Slaughterhouses with concrete blades on top, monumental cemetery gates in the plains: Architect Francisco Salamone (1897–1959) shaped the image of the Argentinean pampa around Buenos Aires. In part 34 of his “Photography and beyond” series, Heinz Emigholz once more probes architecture for biographical traces. Salamone, who immigrated from Sicily as a child, realised his ideas between 1936 and 1940, when Mussolini’s Italy re-discovered architecture as an ideological craft.

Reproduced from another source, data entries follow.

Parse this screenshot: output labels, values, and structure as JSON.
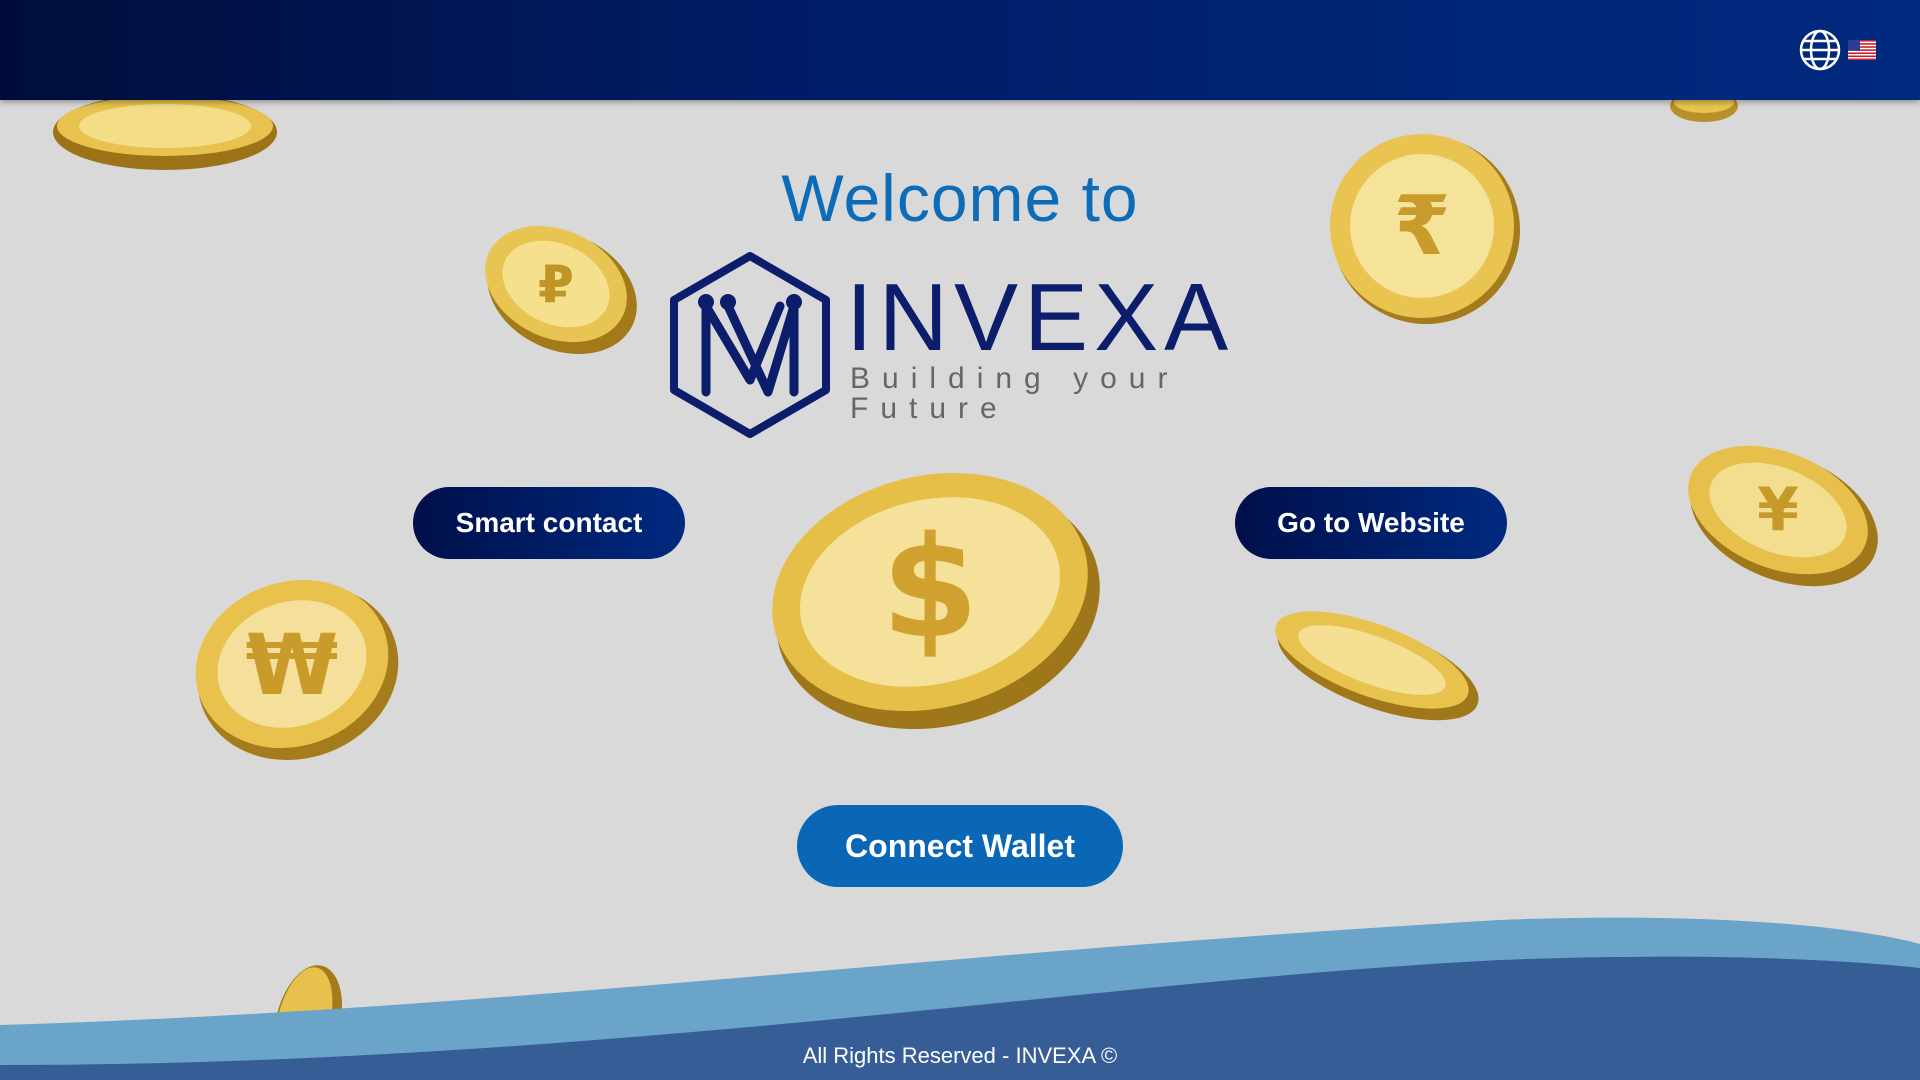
{
  "header": {
    "language_icon": "globe-icon",
    "current_language_flag": "us-flag-icon"
  },
  "welcome_text": "Welcome to",
  "logo": {
    "wordmark": "INVEXA",
    "tagline": "Building your Future",
    "mark_letters": "NV"
  },
  "buttons": {
    "smart_contact": "Smart contact",
    "go_to_website": "Go to Website",
    "connect_wallet": "Connect Wallet"
  },
  "decor": {
    "coin_symbols": [
      "$",
      "₽",
      "₩",
      "₹",
      "€",
      "¥"
    ]
  },
  "footer": {
    "copyright": "All Rights Reserved - INVEXA ©"
  },
  "colors": {
    "header_start": "#000d3a",
    "header_end": "#002a80",
    "accent_blue": "#0a67b6",
    "page_bg": "#d9d9d9",
    "wave_light": "#6aa4c8",
    "wave_dark": "#375d96"
  }
}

Axes seem to be buried in the façade of the Coronel Pringles city hall. Elsewhere, stone tree fungi grow. And in front of the Saldungaray cemetery, viewed from the rear, a giant pancake or satellite dish forms, while in front the head of a suffering Jesus protrudes from the concrete. Monumental designs, occasionally incorporating elements of Art Deco or Italian Futurism, towering in the sky and advertising importance. Francisco Salamone worked in the years of the “Década infame”, that infamous decade followed shortly afterwards by the presidency of Juan Perón. The buildings seem inhospitable and full of hubris. They are supposed to herald modernity and progress and yet loomed terrifyingly over the peasantry of the country. Heinz Emigholz documents these intimidating buildings from every conceivable angle.